2 Responses to “Which Health Risks Drop Most After Weight Loss?”

  1. September 06, 2020 at 3:18 pm, Richard Atkinson said:

    It is unfortunate that this study done by Novo Nordisk danced around the current treatment of obesity and appears to be recommending lifestyle changes when only about 10% of patients had been able to keep off a 10% or more weight loss at four years. Some of Novo Nordisk’s drugs appear to do better than that if continued (of course drugs do nothing if they are not taken). A healthy diet is very important for a healthy life, but thousands of studies show that diet (and exercise) alone are inadequate for successful, long term weight loss. When will we treat obesity as a real disease and recommend drugs as a first line of treatment – as we do with diabetes and hypertension, both of which respond very well for the short term with the exact diet and exercise programs we prescribe for obesity? Obese Lives Matter and yet we continue to discriminate against obesity in our medial approach.

  2. September 06, 2020 at 3:40 pm, Ted said:

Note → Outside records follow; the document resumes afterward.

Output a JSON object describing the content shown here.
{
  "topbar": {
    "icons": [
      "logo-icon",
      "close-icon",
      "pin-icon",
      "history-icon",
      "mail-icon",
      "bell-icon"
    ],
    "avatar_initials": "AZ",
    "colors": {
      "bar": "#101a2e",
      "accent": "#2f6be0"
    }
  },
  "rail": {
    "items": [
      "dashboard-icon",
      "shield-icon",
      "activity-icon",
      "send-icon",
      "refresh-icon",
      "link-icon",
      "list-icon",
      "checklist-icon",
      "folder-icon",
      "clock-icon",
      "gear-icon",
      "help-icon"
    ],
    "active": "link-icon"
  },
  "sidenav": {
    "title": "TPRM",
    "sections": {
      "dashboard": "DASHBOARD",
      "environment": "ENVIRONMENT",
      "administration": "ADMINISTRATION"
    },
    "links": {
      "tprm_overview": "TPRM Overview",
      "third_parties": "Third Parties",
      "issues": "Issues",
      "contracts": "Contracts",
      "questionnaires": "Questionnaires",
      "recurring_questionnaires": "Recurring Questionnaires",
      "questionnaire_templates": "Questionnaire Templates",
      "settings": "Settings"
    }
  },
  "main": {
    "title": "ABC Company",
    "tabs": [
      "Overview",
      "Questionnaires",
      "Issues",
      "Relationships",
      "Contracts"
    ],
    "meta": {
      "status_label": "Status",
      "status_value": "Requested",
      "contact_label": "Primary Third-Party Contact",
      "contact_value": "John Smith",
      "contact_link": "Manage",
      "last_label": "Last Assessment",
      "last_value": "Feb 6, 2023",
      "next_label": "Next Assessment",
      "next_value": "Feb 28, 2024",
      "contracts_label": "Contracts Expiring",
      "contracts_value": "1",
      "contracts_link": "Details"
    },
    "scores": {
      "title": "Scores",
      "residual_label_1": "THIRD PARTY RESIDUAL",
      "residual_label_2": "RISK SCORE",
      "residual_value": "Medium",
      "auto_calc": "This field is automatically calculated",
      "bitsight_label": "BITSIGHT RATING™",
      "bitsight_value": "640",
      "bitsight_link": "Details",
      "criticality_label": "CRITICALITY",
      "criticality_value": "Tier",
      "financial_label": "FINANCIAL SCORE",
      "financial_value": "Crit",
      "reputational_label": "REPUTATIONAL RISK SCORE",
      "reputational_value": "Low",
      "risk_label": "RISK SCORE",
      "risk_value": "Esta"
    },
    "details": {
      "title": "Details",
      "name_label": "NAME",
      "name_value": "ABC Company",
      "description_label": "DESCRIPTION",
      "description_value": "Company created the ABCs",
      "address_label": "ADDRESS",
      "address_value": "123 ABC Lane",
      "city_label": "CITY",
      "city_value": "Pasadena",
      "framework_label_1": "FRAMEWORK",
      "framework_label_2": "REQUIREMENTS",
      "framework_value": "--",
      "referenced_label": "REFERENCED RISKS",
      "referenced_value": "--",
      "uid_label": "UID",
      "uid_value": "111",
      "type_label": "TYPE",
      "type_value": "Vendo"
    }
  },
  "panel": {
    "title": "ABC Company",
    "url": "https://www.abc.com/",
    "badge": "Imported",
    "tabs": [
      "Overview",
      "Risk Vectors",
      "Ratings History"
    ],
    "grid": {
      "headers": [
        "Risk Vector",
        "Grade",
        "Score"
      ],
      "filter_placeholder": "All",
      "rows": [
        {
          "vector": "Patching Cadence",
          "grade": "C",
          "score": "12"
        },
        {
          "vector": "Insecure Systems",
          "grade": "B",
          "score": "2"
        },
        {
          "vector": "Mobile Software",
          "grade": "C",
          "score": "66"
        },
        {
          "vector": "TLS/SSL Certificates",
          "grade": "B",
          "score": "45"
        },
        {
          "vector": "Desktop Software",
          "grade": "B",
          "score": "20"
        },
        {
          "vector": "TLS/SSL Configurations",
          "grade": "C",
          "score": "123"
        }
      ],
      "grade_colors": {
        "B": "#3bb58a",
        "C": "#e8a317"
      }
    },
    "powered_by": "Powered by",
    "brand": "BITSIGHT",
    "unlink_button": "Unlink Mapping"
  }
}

    Richard, I certainly agree that people with obesity should receive treatment as needed with all available options. Also, you are right that the results with even intensive behavioral therapy alone are often inadequate. However, I believe that this study was not specific to any one type of therapy. Rather, it looked at that minority of patients with obesity who intentionally lost weight and maintained a healthier weight for four years. If you know that patients who received pharmacotherapy and surgery were excluded, I’d be eager to hear more. Neither the study abstract nor the news release says so. For patients to maintain a weight loss of 13 to 25 percent for four years with only behavioral therapy would really surprise me.